Simple but effective. Embellished by the alternately ornate and austere beauty of the Himalayas, the plot traces a similar dichotomy. To get out or dive in? The Daoist tendencies of Tibetan Buddhism urged Tashi to get out *by* diving in. But he was a poor renunciate: not only could he not squash his desirous urges, he couldn't stop his doubts. His doubt, his moral seriousness, was his downfall. He cried too much.
Dude, make up your mind. ;-) Seriously, though, this is a fine film, with a useful life lesson ('moral' is such an overused word). Shawn Ku and Christy Chung are both believable in their roles, showing that there are flaws in whatever path we choose, and it is up to us to find our way and to treat well the people we meet along the way. Christo Bakalov's cinematography is fantastic. Cyril Morin's music is hypnotic.
What a pleasant discovery. Lyrical and lovely, Samsara is a simply told tale at its core. The age-old tension of reconciling higher love with the need to be loved is made current while still being true to the essential question.

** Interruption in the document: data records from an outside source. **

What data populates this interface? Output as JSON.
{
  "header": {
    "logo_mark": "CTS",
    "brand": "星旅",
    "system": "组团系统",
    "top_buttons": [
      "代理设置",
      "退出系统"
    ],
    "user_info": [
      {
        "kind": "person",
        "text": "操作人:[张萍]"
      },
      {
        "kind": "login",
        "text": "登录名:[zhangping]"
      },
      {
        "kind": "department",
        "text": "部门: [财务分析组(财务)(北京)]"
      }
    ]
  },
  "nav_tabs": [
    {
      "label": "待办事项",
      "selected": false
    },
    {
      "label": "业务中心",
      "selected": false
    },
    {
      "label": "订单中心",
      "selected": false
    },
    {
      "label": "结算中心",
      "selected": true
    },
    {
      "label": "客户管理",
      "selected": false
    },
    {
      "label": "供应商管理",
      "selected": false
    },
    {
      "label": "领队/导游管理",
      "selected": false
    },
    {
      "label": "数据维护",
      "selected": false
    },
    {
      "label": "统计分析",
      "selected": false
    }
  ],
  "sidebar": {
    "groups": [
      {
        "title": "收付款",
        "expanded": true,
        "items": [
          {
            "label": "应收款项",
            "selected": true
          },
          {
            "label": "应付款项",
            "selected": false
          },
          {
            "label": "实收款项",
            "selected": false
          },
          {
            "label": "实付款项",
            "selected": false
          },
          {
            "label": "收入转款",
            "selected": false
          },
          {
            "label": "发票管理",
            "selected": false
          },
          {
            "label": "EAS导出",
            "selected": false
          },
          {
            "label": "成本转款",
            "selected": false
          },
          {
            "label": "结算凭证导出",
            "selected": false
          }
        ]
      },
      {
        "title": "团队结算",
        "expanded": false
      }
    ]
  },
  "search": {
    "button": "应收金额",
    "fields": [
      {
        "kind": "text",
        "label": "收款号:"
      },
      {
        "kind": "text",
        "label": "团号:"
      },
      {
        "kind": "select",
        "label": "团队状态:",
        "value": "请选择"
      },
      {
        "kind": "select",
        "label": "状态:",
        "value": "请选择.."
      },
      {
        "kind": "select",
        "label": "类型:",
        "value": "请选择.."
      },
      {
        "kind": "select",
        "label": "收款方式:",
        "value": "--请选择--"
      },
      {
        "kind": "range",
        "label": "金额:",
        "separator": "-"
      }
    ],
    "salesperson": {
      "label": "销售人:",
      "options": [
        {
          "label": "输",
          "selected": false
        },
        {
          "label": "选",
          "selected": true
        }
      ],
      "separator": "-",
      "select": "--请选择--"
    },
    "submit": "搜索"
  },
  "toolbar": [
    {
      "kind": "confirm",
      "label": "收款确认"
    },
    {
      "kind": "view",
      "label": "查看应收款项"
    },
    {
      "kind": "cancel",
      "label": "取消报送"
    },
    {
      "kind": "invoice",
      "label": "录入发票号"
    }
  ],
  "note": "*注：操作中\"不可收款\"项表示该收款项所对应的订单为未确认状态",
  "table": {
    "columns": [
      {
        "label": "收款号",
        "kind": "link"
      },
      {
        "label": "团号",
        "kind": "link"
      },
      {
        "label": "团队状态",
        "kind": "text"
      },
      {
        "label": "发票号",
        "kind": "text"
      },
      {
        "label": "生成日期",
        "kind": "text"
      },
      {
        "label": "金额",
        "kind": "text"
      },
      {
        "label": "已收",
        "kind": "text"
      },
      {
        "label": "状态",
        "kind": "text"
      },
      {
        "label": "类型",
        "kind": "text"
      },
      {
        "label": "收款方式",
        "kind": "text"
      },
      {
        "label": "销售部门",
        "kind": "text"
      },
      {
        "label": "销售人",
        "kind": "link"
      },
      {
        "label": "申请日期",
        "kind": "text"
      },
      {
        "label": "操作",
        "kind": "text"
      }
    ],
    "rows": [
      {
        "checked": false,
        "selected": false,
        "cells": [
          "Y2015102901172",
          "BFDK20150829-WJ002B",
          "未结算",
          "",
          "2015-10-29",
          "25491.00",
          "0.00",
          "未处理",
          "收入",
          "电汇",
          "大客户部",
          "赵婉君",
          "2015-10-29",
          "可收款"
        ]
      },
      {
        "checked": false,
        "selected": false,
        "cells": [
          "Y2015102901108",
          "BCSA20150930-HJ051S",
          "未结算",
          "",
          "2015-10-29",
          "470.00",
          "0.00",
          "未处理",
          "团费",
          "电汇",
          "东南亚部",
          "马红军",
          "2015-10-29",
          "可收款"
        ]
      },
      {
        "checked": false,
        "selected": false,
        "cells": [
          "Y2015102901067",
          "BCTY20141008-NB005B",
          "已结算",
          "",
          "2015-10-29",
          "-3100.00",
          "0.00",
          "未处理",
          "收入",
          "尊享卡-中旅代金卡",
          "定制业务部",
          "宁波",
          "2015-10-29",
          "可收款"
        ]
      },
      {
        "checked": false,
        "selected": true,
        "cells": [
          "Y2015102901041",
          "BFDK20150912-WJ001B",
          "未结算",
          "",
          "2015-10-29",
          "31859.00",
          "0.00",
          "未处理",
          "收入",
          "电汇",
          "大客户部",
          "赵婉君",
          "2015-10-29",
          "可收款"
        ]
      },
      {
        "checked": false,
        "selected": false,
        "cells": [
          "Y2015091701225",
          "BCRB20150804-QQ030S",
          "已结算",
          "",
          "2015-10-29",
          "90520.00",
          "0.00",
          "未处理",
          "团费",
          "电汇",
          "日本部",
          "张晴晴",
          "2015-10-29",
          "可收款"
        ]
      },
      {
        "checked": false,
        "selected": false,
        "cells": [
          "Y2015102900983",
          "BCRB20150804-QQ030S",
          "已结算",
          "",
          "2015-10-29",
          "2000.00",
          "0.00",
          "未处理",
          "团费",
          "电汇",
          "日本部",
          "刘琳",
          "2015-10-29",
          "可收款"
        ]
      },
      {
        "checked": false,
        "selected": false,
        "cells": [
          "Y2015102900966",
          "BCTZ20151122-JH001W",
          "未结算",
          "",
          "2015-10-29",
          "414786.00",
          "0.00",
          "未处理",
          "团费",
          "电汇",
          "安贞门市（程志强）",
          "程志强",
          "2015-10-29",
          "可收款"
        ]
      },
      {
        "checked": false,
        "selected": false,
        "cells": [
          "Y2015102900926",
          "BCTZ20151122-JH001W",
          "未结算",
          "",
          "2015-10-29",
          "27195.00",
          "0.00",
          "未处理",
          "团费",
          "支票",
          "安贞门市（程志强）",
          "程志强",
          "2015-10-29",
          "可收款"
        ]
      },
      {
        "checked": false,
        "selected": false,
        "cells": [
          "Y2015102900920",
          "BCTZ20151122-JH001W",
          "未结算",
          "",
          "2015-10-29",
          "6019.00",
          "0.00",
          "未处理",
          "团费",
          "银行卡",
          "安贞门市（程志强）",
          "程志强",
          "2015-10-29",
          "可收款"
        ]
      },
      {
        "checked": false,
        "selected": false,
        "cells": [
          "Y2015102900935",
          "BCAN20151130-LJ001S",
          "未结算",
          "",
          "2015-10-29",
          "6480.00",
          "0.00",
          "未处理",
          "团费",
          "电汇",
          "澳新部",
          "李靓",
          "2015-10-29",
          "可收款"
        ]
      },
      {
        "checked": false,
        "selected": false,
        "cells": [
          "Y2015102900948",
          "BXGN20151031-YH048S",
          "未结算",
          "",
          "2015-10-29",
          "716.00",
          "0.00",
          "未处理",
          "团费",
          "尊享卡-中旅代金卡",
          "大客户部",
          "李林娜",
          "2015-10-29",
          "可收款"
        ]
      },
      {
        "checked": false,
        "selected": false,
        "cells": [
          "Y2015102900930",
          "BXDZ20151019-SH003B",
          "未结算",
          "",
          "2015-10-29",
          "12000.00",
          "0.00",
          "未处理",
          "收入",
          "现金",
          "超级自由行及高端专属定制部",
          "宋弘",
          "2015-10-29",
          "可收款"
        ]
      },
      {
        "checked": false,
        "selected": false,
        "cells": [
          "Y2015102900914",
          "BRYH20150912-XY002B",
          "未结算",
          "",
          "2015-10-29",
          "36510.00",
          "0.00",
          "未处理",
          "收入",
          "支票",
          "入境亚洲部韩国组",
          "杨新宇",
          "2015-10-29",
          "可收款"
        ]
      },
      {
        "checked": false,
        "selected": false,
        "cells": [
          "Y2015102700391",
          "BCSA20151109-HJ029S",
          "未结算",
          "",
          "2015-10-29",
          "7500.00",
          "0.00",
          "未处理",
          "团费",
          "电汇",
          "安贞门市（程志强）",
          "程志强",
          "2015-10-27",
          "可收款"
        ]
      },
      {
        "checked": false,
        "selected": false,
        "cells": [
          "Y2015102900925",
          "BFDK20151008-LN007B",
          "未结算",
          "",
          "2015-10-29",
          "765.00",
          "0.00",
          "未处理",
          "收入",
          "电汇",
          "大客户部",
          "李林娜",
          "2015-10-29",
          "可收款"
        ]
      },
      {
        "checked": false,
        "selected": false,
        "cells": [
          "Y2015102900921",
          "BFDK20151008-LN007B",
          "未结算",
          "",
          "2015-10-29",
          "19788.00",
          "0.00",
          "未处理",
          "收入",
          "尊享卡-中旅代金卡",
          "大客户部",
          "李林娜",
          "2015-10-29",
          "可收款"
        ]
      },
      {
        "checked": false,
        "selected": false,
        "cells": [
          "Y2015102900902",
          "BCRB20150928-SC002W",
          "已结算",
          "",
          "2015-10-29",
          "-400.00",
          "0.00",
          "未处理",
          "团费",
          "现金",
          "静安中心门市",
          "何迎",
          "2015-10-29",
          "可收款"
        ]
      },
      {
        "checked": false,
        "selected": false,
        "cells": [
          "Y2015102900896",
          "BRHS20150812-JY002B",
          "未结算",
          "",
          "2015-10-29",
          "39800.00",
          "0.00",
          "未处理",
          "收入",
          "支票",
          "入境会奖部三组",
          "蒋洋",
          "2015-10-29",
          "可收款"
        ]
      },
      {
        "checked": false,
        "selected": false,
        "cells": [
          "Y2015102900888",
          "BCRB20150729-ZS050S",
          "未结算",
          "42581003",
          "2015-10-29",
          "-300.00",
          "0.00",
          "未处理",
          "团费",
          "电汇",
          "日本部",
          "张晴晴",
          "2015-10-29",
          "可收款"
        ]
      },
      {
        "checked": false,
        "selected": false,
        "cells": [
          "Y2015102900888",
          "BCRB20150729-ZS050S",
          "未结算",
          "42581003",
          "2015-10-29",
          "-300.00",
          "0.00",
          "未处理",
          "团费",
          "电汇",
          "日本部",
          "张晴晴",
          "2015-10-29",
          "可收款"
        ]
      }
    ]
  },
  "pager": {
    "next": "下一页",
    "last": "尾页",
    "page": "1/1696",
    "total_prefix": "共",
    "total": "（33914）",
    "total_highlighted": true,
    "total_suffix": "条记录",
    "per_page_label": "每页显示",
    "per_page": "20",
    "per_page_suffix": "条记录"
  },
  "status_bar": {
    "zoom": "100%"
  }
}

The movie isn't perfect. A few scenes are clumsily acted and directed, but they fade into the distance at the thought of this beautiful film.